★★★★★ - THE DOMINION POST
- I am in love with a portly 53-year-old Mexican man with a scraggly beard and an impenetrable accent.
It's been this way since 2002, when I was scribbling reviews for a late and much-lamented free weekly paper. I took it upon myself to see Blade 2 and pretty quickly began to notice the film was going about its business in a far more interesting and audacious style than any film with "Blade" or "2" in the title really had any right to. By the end, I was impressed enough to write up a scorcher of a review and to go back and see it again later that week. The director of Blade 2 was, of course, Guillermo del Toro.
The success of Blade 2 has allowed del Toro more creative freedom in the years since, and he has gone on to make a succession of films that are never less than wonderful to look at and, occasionally, downright astonishing. Find yourself a copy of 2001's The Devil's Backbone, re-watch Pan's Labyrinth, or put Hellboy on a big screen with everything wound up to 11 and maybe you'll understand why I reckon it's still the best comic-based superhero movie of the lot.
The Shape of Water finds del Toro midway between the commercial bombast of Hellboy and Pacific Rim, and the quieter darker stuff at the heart of Pan's Labyrinth.

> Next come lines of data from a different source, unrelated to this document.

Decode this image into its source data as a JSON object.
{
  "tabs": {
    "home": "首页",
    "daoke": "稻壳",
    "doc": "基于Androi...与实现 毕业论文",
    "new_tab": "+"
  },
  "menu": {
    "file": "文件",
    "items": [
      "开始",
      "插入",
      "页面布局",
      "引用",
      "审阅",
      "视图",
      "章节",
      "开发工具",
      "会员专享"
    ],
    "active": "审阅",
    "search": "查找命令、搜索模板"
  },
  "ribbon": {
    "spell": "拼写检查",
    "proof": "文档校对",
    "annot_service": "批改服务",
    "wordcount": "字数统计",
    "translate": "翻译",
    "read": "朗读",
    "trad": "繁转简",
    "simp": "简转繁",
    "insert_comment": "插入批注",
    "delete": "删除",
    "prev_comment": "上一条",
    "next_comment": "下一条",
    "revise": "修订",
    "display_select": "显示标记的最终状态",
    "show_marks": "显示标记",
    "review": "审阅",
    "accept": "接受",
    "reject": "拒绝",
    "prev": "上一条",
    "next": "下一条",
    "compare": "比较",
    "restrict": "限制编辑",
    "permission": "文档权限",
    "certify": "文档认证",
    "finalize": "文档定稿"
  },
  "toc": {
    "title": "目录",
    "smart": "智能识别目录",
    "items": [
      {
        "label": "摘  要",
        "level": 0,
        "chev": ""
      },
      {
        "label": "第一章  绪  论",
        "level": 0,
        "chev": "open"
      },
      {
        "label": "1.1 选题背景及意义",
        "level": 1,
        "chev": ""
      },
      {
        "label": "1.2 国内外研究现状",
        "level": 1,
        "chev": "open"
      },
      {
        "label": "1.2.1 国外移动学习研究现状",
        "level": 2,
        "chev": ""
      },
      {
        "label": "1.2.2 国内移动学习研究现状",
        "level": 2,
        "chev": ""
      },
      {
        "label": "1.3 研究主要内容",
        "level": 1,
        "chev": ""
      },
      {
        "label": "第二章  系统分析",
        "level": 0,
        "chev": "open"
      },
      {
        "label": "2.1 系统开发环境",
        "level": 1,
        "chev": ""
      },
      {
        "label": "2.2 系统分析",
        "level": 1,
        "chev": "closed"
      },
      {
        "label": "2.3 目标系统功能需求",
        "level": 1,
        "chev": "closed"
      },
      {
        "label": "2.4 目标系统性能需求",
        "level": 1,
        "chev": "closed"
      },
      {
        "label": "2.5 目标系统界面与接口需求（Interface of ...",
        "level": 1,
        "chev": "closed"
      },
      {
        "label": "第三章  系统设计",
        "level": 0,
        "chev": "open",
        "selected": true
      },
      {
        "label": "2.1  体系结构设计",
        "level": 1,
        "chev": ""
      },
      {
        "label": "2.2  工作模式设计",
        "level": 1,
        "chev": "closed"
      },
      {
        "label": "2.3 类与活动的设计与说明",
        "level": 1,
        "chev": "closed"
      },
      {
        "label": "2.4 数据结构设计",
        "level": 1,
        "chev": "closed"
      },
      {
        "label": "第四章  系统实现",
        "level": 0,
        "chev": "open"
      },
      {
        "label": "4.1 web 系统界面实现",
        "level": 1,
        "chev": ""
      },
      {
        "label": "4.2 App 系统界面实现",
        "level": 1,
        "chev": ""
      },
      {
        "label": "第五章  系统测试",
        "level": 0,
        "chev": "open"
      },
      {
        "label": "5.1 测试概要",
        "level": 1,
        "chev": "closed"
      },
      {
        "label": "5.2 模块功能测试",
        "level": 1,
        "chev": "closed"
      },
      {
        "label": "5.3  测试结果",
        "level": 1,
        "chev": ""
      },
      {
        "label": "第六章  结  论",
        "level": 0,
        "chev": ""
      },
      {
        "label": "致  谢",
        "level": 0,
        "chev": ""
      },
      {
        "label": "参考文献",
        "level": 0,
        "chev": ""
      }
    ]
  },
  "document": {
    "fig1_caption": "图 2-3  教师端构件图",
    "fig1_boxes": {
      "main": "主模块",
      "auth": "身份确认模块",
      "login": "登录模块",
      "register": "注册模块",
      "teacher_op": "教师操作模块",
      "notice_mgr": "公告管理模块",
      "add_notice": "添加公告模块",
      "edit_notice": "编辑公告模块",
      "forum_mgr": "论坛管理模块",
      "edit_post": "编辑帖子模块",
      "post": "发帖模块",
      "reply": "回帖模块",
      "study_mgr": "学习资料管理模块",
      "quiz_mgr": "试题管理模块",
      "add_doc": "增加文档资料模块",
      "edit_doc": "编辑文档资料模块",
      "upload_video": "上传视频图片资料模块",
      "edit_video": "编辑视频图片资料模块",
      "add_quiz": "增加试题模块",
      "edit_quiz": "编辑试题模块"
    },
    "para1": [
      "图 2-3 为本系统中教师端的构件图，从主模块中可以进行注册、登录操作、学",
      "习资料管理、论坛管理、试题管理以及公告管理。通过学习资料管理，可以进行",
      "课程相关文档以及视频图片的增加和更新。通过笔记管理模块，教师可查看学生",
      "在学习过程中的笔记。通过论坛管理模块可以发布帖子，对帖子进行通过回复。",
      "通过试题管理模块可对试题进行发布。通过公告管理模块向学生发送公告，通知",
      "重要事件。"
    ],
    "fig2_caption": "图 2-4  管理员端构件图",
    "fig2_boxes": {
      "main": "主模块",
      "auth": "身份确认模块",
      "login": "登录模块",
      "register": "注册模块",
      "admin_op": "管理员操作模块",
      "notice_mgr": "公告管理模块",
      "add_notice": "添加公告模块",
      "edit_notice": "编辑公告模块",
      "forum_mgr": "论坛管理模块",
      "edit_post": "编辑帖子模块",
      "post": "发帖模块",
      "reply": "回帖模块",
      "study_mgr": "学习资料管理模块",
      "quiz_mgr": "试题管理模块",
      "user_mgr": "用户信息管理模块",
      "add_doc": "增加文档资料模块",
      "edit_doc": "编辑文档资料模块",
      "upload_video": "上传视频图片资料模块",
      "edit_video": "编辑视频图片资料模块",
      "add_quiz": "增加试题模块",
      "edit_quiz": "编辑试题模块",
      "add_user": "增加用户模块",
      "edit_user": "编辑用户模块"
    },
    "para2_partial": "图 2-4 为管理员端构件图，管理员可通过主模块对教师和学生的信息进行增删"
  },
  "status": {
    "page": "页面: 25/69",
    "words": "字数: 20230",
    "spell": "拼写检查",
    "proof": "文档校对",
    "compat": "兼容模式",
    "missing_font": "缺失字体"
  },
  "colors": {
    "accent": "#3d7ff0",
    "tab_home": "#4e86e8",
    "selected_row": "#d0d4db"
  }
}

A humanoid river-monster, with a more than passing resemblance to Hellboy's Abe Sapien (also played by Doug Jones) has been captured in South America and is now held prisoner in an American military laboratory. Employed as a cleaner at the lab, Elisa (Sally Hawkins) is a mute young woman with a devilish sense of humour and a great affection for her morning bath. A riotously unlikely love affair blooms.
Hellboy also featured a secretive military cabal. But one which was actually working to keep us all safe from the things that go bump in the night. "We are the ones who bump back," said Hellboy's protector and mentor John Hurt at one point.
The Shape of Water is – in some ways – Hellboy reimagined for this cynical, xenophobic and divisive era. The military, personified by every director's favourite heartless psychopath Michael Shannon, who are keeping this aquatic man prisoner, care nothing for his well-being, or ours, they just want to exploit his unique biology to gain an edge over the Soviets in the space race.
What unfolds is an old-fashioned love-story, a comic thriller of unlikely escape plans and a brawling satire of everything that goes wrong at the places where governments and the governed interact.
Although Del Toro is a hellishly bold and swaggering aestheticist himself, with The Shape of Water he almost seems to be paying tribute to the films of the French duo of Jean-Pierre Jeunet and Marc Caro. If you know Delicatessen, The City of Lost Children and Amelie, you'll be unmistakably reminded of their colour palette and sense for an interior space. The Shape of Water may be set in 1960's USA, but in Blackadder's immortal words, "it's all a bit French, Baldrick".
The anarchic spirit of Terry Gilliam – especially his Brazil and Twelve Monkeys – also hovers nearby.
The Shape of Water is an adult film shot through with the sensibilities of a brilliant, mischievous kid with a great box of toys.
Del Toro's absolute love for his craft and this story comes cascading out of every frame.
Until Gilliam's Don Quixote gets released – maybe – later this year, The Shape of Water is an early contender for my favourite film of 2018. The love affair continues.